**Problem details:** Extract every line of the material that holds the string "JSON".

**Material shown:**
%%

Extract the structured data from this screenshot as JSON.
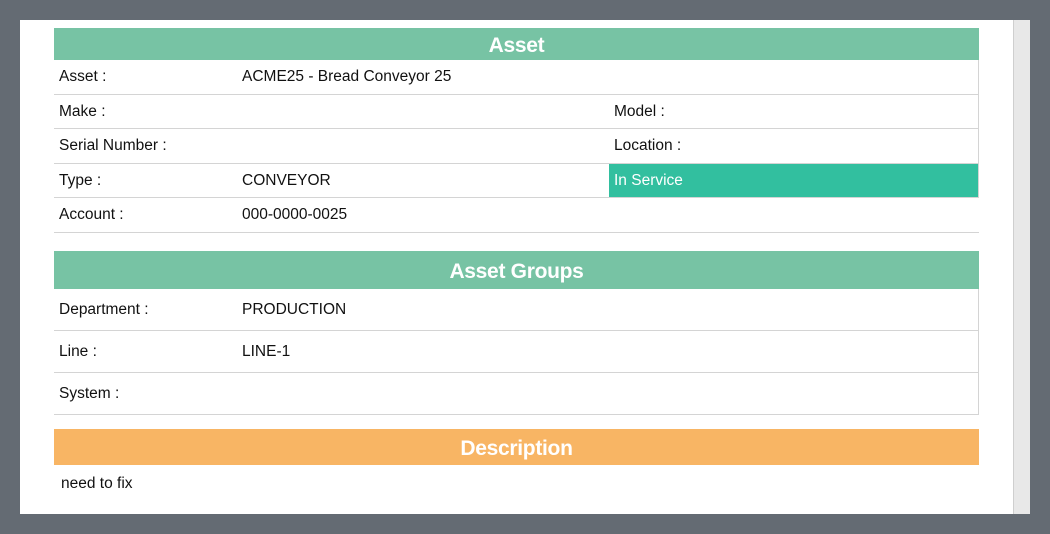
{
  "asset_section": {
    "title": "Asset",
    "rows": [
      {
        "label": "Asset :",
        "value": "ACME25 - Bread Conveyor 25"
      },
      {
        "label": "Make :",
        "label2": "Model :"
      },
      {
        "label": "Serial Number :",
        "label2": "Location :"
      },
      {
        "label": "Type :",
        "value": "CONVEYOR",
        "status": "In Service"
      },
      {
        "label": "Account :",
        "value": "000-0000-0025"
      }
    ]
  },
  "groups_section": {
    "title": "Asset Groups",
    "rows": [
      {
        "label": "Department :",
        "value": "PRODUCTION"
      },
      {
        "label": "Line :",
        "value": "LINE-1"
      },
      {
        "label": "System :",
        "value": ""
      }
    ]
  },
  "description_section": {
    "title": "Description",
    "text": "need to fix"
  },
  "colors": {
    "background": "#646b73",
    "header_green": "#77c3a4",
    "header_orange": "#f8b564",
    "status_green": "#32bf9f"
  }
}
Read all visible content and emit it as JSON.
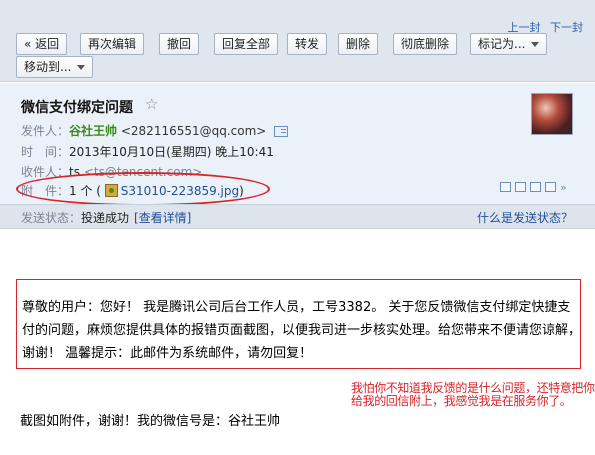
{
  "nav": {
    "prev": "上一封",
    "next": "下一封"
  },
  "toolbar": {
    "back": "« 返回",
    "reedit": "再次编辑",
    "recall": "撤回",
    "reply_all": "回复全部",
    "forward": "转发",
    "delete": "删除",
    "delete_perm": "彻底删除",
    "mark_as": "标记为...",
    "move_to": "移动到..."
  },
  "email": {
    "subject": "微信支付绑定问题",
    "from_label": "发件人：",
    "from_name": "谷社王帅",
    "from_addr": "<282116551@qq.com>",
    "time_label": "时　间：",
    "time_value": "2013年10月10日(星期四) 晚上10:41",
    "to_label": "收件人：",
    "to_name": "ts",
    "to_addr": "<ts@tencent.com>",
    "att_label": "附　件：",
    "att_count": "1 个 (",
    "att_name": "S31010-223859.jpg",
    "att_close": ")"
  },
  "status": {
    "label": "发送状态：",
    "value": "投递成功",
    "details": "[查看详情]",
    "help": "什么是发送状态？"
  },
  "body": {
    "text": "尊敬的用户：您好！ 我是腾讯公司后台工作人员，工号3382。 关于您反馈微信支付绑定快捷支付的问题，麻烦您提供具体的报错页面截图，以便我司进一步核实处理。给您带来不便请您谅解，谢谢！ 温馨提示：此邮件为系统邮件，请勿回复！",
    "annotation": "我怕你不知道我反馈的是什么问题，还特意把你给我的回信附上，我感觉我是在服务你了。",
    "bottom": "截图如附件，谢谢！我的微信号是：谷社王帅"
  },
  "colors": {
    "highlight": "#d8232a",
    "link": "#234f9a",
    "sender": "#3b8a1a"
  }
}
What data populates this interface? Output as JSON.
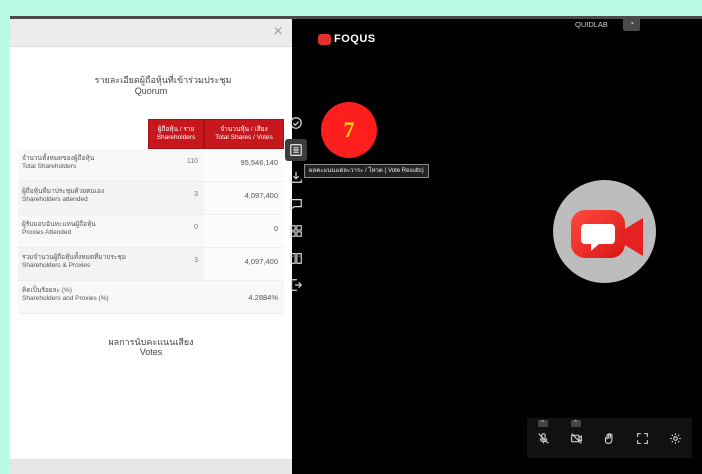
{
  "panel": {
    "close_label": "×",
    "title_th": "รายละเอียดผู้ถือหุ้นที่เข้าร่วมประชุม",
    "title_en": "Quorum",
    "col1_th": "ผู้ถือหุ้น / ราย",
    "col1_en": "Shareholders",
    "col2_th": "จำนวนหุ้น / เสียง",
    "col2_en": "Total Shares / Votes",
    "rows": [
      {
        "th": "จำนวนทั้งหมดของผู้ถือหุ้น",
        "en": "Total Shareholders",
        "shareholders": "110",
        "shares": "95,546,140"
      },
      {
        "th": "ผู้ถือหุ้นที่มาประชุมด้วยตนเอง",
        "en": "Shareholders attended",
        "shareholders": "3",
        "shares": "4,097,400"
      },
      {
        "th": "ผู้รับมอบฉันทะแทนผู้ถือหุ้น",
        "en": "Proxies Attended",
        "shareholders": "0",
        "shares": "0"
      },
      {
        "th": "รวมจำนวนผู้ถือหุ้นทั้งหมดที่มาประชุม",
        "en": "Shareholders & Proxies",
        "shareholders": "3",
        "shares": "4,097,400"
      }
    ],
    "percent_row": {
      "th": "คิดเป็นร้อยละ (%)",
      "en": "Shareholders and Proxies (%)",
      "value": "4.2884%"
    },
    "votes_th": "ผลการนับคะแนนเสียง",
    "votes_en": "Votes"
  },
  "header": {
    "logo_text": "FOQUS",
    "user": "QUIDLAB",
    "user_button_icon": "account-icon"
  },
  "sidebar": {
    "tooltip": "ผลคะแนนแต่ละวาระ / โหวต ( Vote Results)",
    "items": [
      "check-circle-icon",
      "list-icon",
      "download-icon",
      "chat-icon",
      "grid-icon",
      "book-icon",
      "logout-icon"
    ]
  },
  "badge": {
    "number": "7",
    "color": "#ff1e1e"
  },
  "controls": [
    "mic-off-icon",
    "camera-off-icon",
    "hand-icon",
    "fullscreen-icon",
    "settings-icon"
  ],
  "colors": {
    "accent": "#c8161d",
    "background": "#b9fbe6"
  }
}
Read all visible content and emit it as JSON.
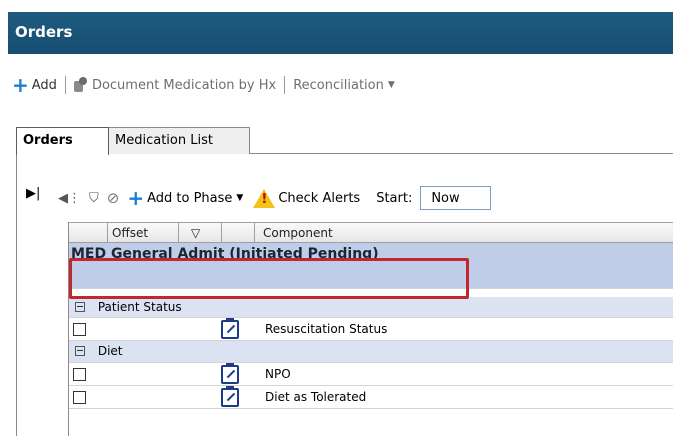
{
  "window": {
    "title": "Orders"
  },
  "toolbar": {
    "add_label": "Add",
    "document_med_label": "Document Medication by Hx",
    "reconciliation_label": "Reconciliation"
  },
  "tabs": [
    {
      "label": "Orders",
      "active": true
    },
    {
      "label": "Medication List",
      "active": false
    }
  ],
  "inner_toolbar": {
    "add_to_phase_label": "Add to Phase",
    "check_alerts_label": "Check Alerts",
    "start_label": "Start:",
    "start_value": "Now"
  },
  "grid": {
    "columns": [
      "Offset",
      "Component"
    ],
    "phase_title": "MED General Admit (Initiated Pending)",
    "sections": [
      {
        "name": "Patient Status",
        "items": [
          "Resuscitation Status"
        ]
      },
      {
        "name": "Diet",
        "items": [
          "NPO",
          "Diet as Tolerated"
        ]
      }
    ]
  },
  "colors": {
    "title_bar": "#1d5a80",
    "phase_row": "#bfcde9",
    "highlight": "#c1272d",
    "add_icon": "#1b7fd6"
  }
}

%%

**Expected output:**
Extract the structured data from this screenshot as JSON.
Read all visible content and emit it as JSON.
What data populates this interface? Output as JSON.
Read all visible content and emit it as JSON.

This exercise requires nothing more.